- _What to work on_
An exact reproduction of the records is required. Images must be left out.

- _Supplied data_

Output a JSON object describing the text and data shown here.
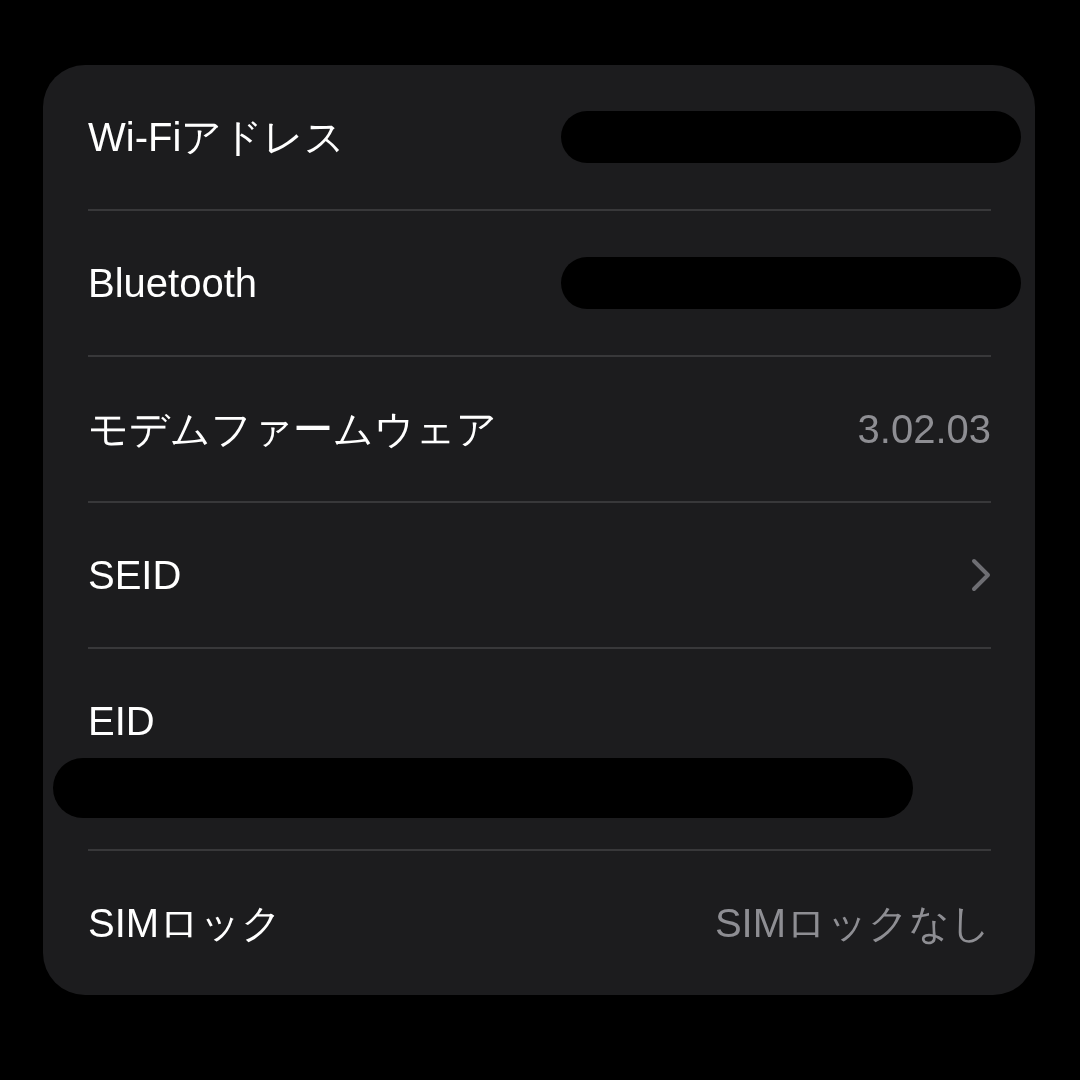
{
  "rows": [
    {
      "label": "Wi-Fiアドレス",
      "kind": "redacted"
    },
    {
      "label": "Bluetooth",
      "kind": "redacted"
    },
    {
      "label": "モデムファームウェア",
      "kind": "value",
      "value": "3.02.03"
    },
    {
      "label": "SEID",
      "kind": "link"
    },
    {
      "label": "EID",
      "kind": "redacted-below"
    },
    {
      "label": "SIMロック",
      "kind": "value",
      "value": "SIMロックなし"
    }
  ]
}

- _Task solution_
Output a JSON object describing the text and data shown here.
{
  "rows": [
    {
      "label": "Wi-Fiアドレス",
      "kind": "redacted"
    },
    {
      "label": "Bluetooth",
      "kind": "redacted"
    },
    {
      "label": "モデムファームウェア",
      "kind": "value",
      "value": "3.02.03"
    },
    {
      "label": "SEID",
      "kind": "link"
    },
    {
      "label": "EID",
      "kind": "redacted-below"
    },
    {
      "label": "SIMロック",
      "kind": "value",
      "value": "SIMロックなし"
    }
  ]
}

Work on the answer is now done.